"The Wednesday before the fight, his wife called him up and talked about reconciliation," Stone said on a conference call this week, insinuating that Ruiz's mind got a little side-tracked just before the Jones fight and caught the red-eye to Mickeyville. "If I had known about the call, I never would have let him fight."
A phone conversation with a dueling spouse might be grounds for canceling a dentist appointment, but it's not strong enough to call off a championship fight worth several million dollars. That close to the opening bell, it would take the loss of a limb to stop the fight. Money talks. Emotions walk.
And if you think about it, his wife's timing was almost brutal. She calls him that close to his fight? Messes with his head? Makes you wonder how much she bet on her ex-husband to lose. Call him up, make some promises.
Or maybe she just wanted to see if he could get her and her "friend" closer seats to the ring.
Now, nine months later, Ruiz is getting ready to fight Rahman on Dec. 13 at the Boardwalk Hall in Atlantic City for the WBA interim heavyweight title.
It's "interim" because Jones holds the WBA title he took from Ruiz and no one really knows what he's going to do with it. He could sign to fight anyone from Mike Tyson to Arturo Gatti, if Gatti could put on an extra 40 pounds and quickly grow four inches. After his close call with Antonio Tarver, maybe Jones will decide to quit the fight game and go into the lucrative rooster-raising industry.

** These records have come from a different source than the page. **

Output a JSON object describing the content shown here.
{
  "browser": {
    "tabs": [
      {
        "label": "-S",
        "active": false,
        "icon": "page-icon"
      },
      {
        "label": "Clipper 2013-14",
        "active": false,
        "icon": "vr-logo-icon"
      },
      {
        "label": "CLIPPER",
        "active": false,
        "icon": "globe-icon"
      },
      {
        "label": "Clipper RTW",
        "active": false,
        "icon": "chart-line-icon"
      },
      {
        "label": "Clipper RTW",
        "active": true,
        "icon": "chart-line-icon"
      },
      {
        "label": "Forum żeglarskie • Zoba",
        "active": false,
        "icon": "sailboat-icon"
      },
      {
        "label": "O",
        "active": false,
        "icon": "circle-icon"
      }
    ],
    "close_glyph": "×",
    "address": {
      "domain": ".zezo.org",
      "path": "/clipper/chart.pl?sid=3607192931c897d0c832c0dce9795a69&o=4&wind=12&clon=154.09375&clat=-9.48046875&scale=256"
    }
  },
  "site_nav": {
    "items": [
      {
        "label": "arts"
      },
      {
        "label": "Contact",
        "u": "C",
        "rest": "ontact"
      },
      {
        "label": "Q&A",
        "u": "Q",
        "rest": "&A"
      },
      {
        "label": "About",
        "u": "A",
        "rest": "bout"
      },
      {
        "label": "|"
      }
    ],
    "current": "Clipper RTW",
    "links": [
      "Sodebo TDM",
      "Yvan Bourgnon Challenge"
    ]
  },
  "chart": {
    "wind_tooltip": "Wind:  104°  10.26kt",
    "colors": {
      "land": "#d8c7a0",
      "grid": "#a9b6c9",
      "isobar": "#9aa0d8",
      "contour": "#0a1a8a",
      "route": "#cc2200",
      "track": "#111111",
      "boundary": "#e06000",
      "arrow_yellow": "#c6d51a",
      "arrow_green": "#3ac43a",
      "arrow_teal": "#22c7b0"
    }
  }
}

If Jones doesn't defend his title against the Ruiz-Rahman winner - who will become the mandatory challenger - he supposedly loses his belt. Fortunately, he has a few extras in his closet.
The problem is, the only thing mandatory in the fight game today is a protective cup.
As for Ruiz and his family troubles, Stoney said he's not the same head case he was 10 months ago.
"John lost weight for (the Jones) fight because he was having trouble with his family life," Stone said. "But he's a different fighter now and this is a great fight for us. He's training for 12 rounds, but the fight won't go 12 rounds. I guarantee it won't go 12 rounds."
Stone, who was present for the teleconference even when his fighter wasn't, gave out a warning to Rahman.
"When you guys talk to him, make sure you tell Rahman to be in shape for this fight," Stone said. "We don't want no excuses."